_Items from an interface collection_
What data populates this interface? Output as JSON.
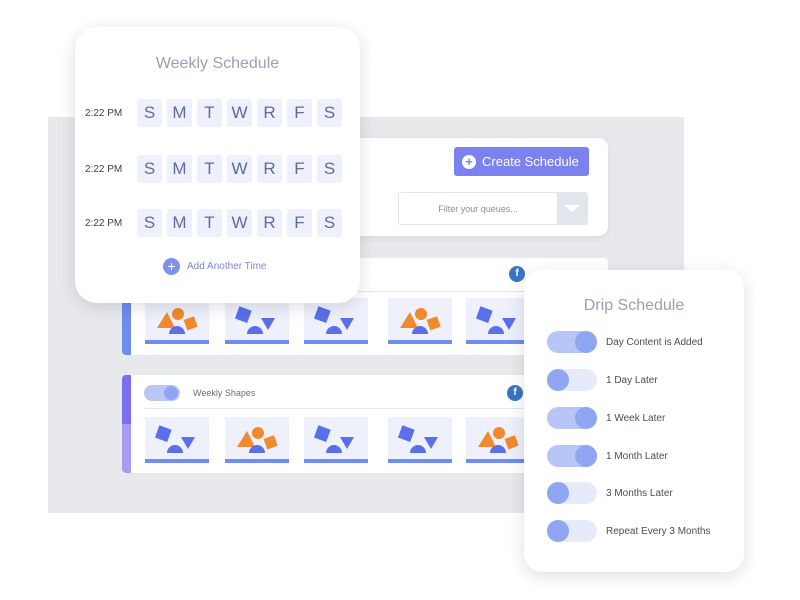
{
  "main": {
    "create_schedule_label": "Create Schedule",
    "filter_placeholder": "Filter your queues...",
    "queues": [
      {
        "title": "",
        "accent": "#6f8cf0"
      },
      {
        "title": "Weekly Shapes",
        "accent": "#8a7cf0"
      }
    ]
  },
  "weekly_schedule": {
    "title": "Weekly Schedule",
    "rows": [
      {
        "time": "2:22 PM",
        "days": [
          "S",
          "M",
          "T",
          "W",
          "R",
          "F",
          "S"
        ]
      },
      {
        "time": "2:22 PM",
        "days": [
          "S",
          "M",
          "T",
          "W",
          "R",
          "F",
          "S"
        ]
      },
      {
        "time": "2:22 PM",
        "days": [
          "S",
          "M",
          "T",
          "W",
          "R",
          "F",
          "S"
        ]
      }
    ],
    "add_time_label": "Add Another Time"
  },
  "drip_schedule": {
    "title": "Drip Schedule",
    "items": [
      {
        "label": "Day Content is Added",
        "enabled": true
      },
      {
        "label": "1 Day Later",
        "enabled": false
      },
      {
        "label": "1 Week Later",
        "enabled": true
      },
      {
        "label": "1 Month Later",
        "enabled": true
      },
      {
        "label": "3 Months Later",
        "enabled": false
      },
      {
        "label": "Repeat Every 3 Months",
        "enabled": false
      }
    ]
  },
  "colors": {
    "accent": "#7b82f0",
    "shape_orange": "#f08a2c",
    "shape_blue": "#5b6fe8"
  }
}
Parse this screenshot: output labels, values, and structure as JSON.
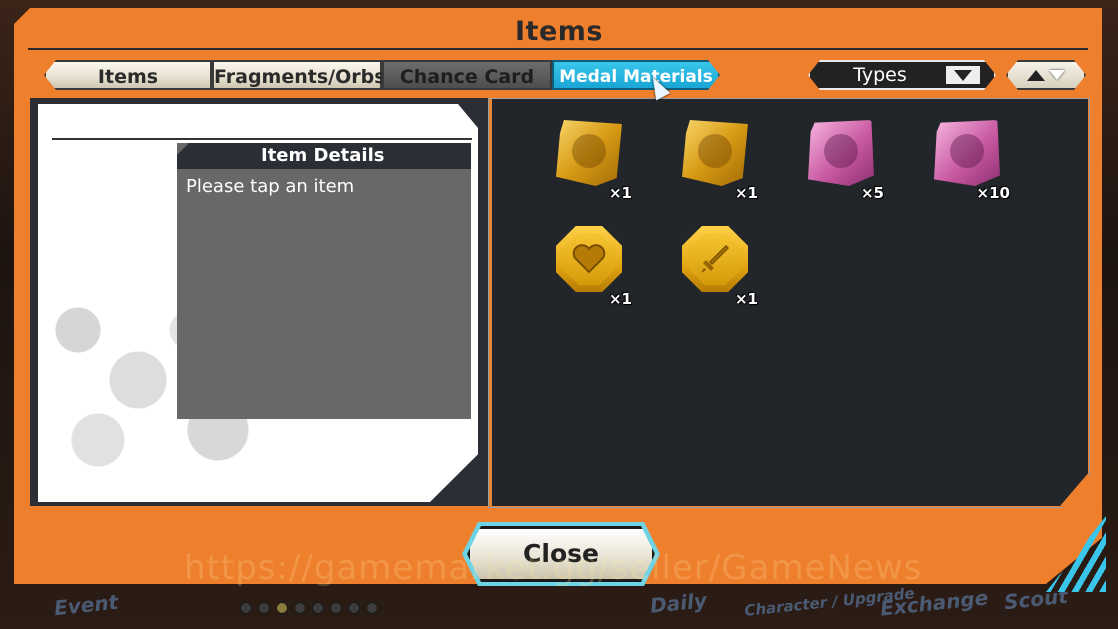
{
  "dialog": {
    "title": "Items",
    "close_label": "Close"
  },
  "tabs": [
    {
      "label": "Items"
    },
    {
      "label": "Fragments/Orbs"
    },
    {
      "label": "Chance Card"
    },
    {
      "label": "Medal Materials",
      "active": true
    }
  ],
  "sort": {
    "label": "Types",
    "icon": "chevron-down-icon",
    "order_icons": [
      "arrow-up-icon",
      "arrow-down-icon"
    ]
  },
  "detail": {
    "header": "Item Details",
    "text": "Please tap an item"
  },
  "medals": [
    {
      "icon": "gold-portrait-medal-icon",
      "qty": "×1"
    },
    {
      "icon": "gold-portrait-medal-icon",
      "qty": "×1"
    },
    {
      "icon": "pink-portrait-medal-icon",
      "qty": "×5"
    },
    {
      "icon": "pink-portrait-medal-icon",
      "qty": "×10"
    },
    {
      "icon": "heart-medal-icon",
      "qty": "×1"
    },
    {
      "icon": "sword-medal-icon",
      "qty": "×1"
    }
  ],
  "background_nav": [
    "Event",
    "Daily",
    "Character / Upgrade",
    "Exchange",
    "Scout"
  ],
  "watermark": "https://gamemarket.gg/seller/GameNews",
  "colors": {
    "frame": "#ee7f2d",
    "active_tab": "#1aa6d6",
    "panel": "#222529",
    "gold": "#e4a612",
    "pink": "#c95aa3"
  }
}
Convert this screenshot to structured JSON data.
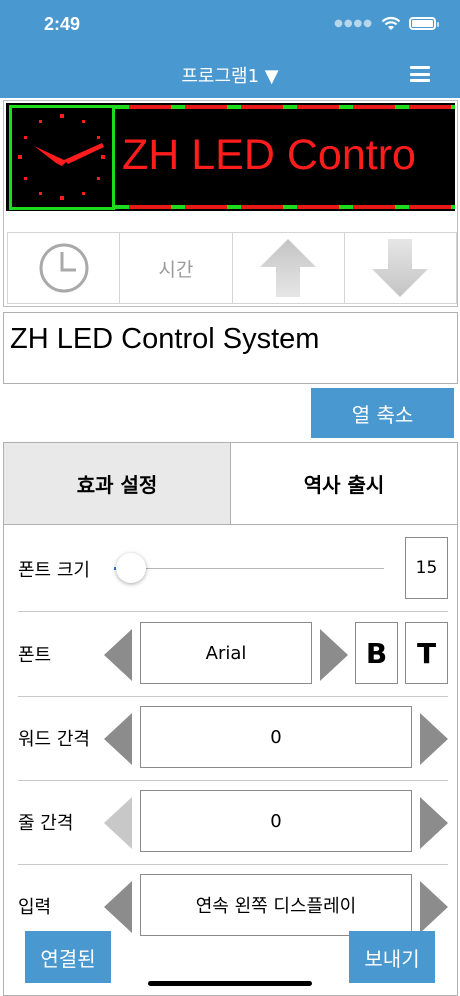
{
  "status_bar": {
    "time": "2:49",
    "signal_icon": "signal-dots-icon",
    "wifi_icon": "wifi-icon",
    "battery_icon": "battery-icon"
  },
  "nav": {
    "title": "프로그램1 ▼",
    "menu_icon": "hamburger-menu-icon"
  },
  "led_preview": {
    "text": "ZH LED Contro",
    "text_color": "#ff1c1c",
    "frame_color": "#1cdc1c"
  },
  "toolbar": {
    "clock_icon": "clock-icon",
    "time_label": "시간",
    "up_icon": "arrow-up-icon",
    "down_icon": "arrow-down-icon"
  },
  "text_input": {
    "value": "ZH LED Control System"
  },
  "compress_button": "열 축소",
  "tabs": [
    {
      "label": "효과 설정"
    },
    {
      "label": "역사 출시"
    }
  ],
  "settings": {
    "font_size": {
      "label": "폰트 크기",
      "value": "15",
      "slider_fraction": 0.05
    },
    "font": {
      "label": "폰트",
      "value": "Arial",
      "bold_label": "B",
      "text_label": "T"
    },
    "word_spacing": {
      "label": "워드 간격",
      "value": "0"
    },
    "line_spacing": {
      "label": "줄 간격",
      "value": "0"
    },
    "input": {
      "label": "입력",
      "value": "연속 왼쪽 디스플레이"
    }
  },
  "bottom": {
    "connect_label": "연결된",
    "send_label": "보내기"
  },
  "colors": {
    "accent": "#4a98d0"
  }
}
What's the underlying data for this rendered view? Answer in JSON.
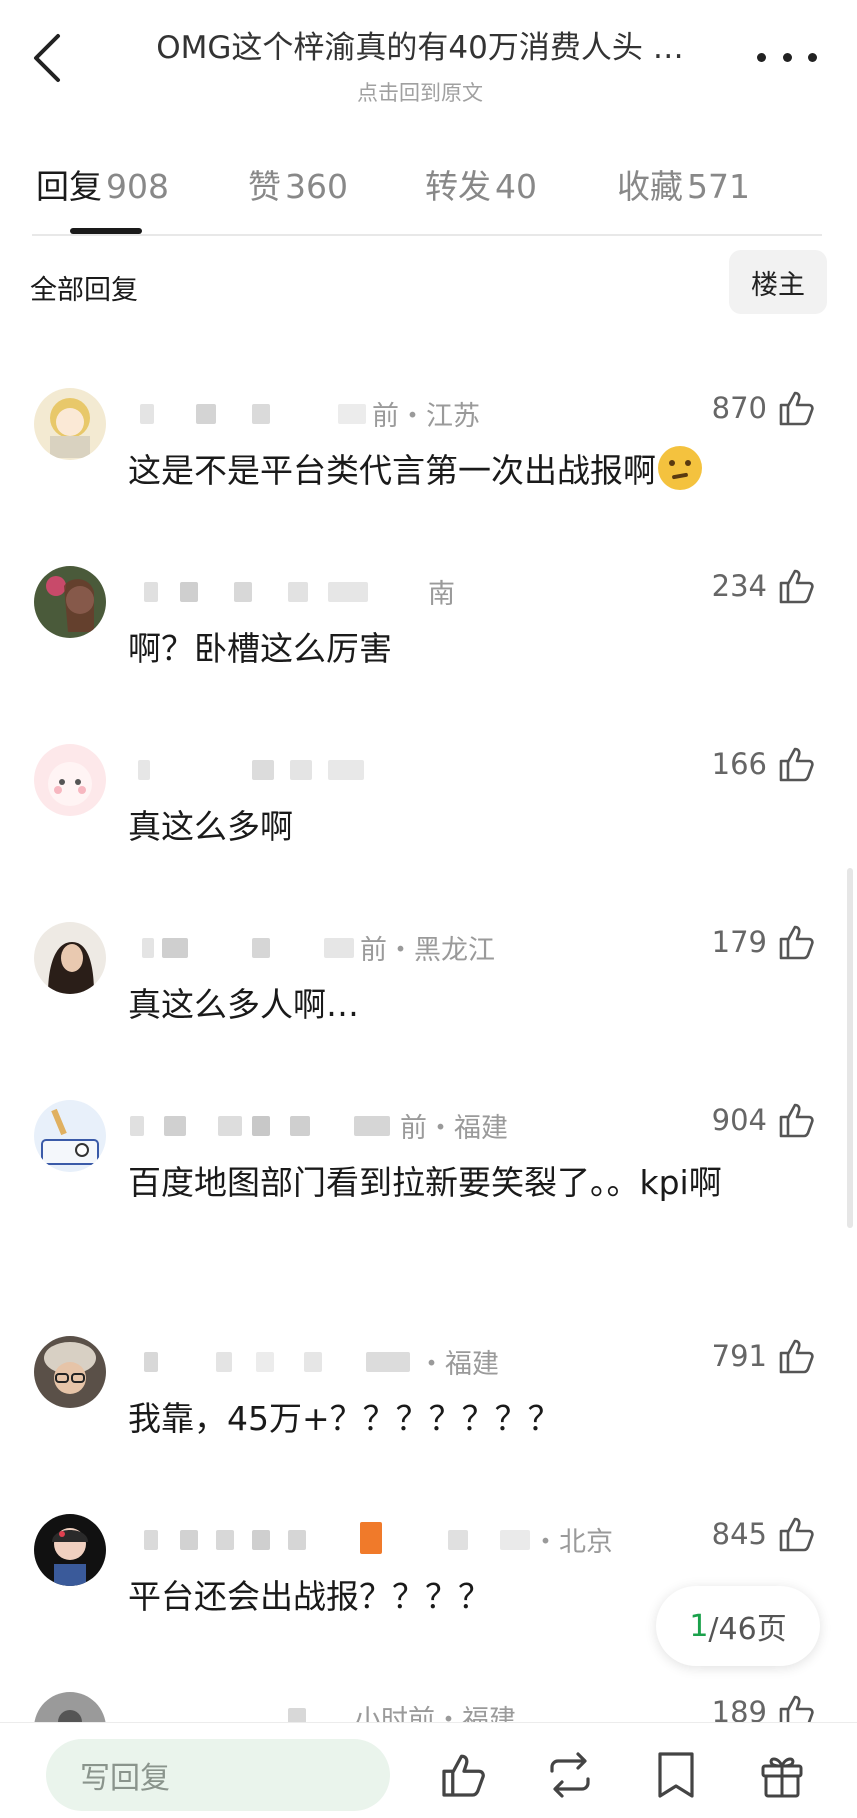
{
  "header": {
    "title": "OMG这个梓渝真的有40万消费人头 …",
    "subtitle": "点击回到原文"
  },
  "tabs": [
    {
      "label": "回复",
      "count": "908"
    },
    {
      "label": "赞",
      "count": "360"
    },
    {
      "label": "转发",
      "count": "40"
    },
    {
      "label": "收藏",
      "count": "571"
    }
  ],
  "filter": {
    "title": "全部回复",
    "op_button": "楼主"
  },
  "comments": [
    {
      "meta": "前・江苏",
      "likes": "870",
      "text": "这是不是平台类代言第一次出战报啊"
    },
    {
      "meta": "南",
      "likes": "234",
      "text": "啊？卧槽这么厉害"
    },
    {
      "meta": "",
      "likes": "166",
      "text": "真这么多啊"
    },
    {
      "meta": "前・黑龙江",
      "likes": "179",
      "text": "真这么多人啊…"
    },
    {
      "meta": "前・福建",
      "likes": "904",
      "text": "百度地图部门看到拉新要笑裂了。。kpi啊"
    },
    {
      "meta": "・福建",
      "likes": "791",
      "text": "我靠，45万+？？？？？？？"
    },
    {
      "meta": "・北京",
      "likes": "845",
      "text": "平台还会出战报？？？？"
    },
    {
      "meta": "小时前・福建",
      "likes": "189",
      "text": ""
    }
  ],
  "pagination": {
    "current": "1",
    "total_text": "/46页"
  },
  "bottom_bar": {
    "reply_placeholder": "写回复"
  },
  "colors": {
    "accent_green": "#1aa14b",
    "reply_bg": "#eaf4ec"
  }
}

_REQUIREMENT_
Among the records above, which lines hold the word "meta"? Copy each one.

_WRITTEN ANSWER_
      "meta": "前・江苏",
      "meta": "南",
      "meta": "",
      "meta": "前・黑龙江",
      "meta": "前・福建",
      "meta": "・福建",
      "meta": "・北京",
      "meta": "小时前・福建",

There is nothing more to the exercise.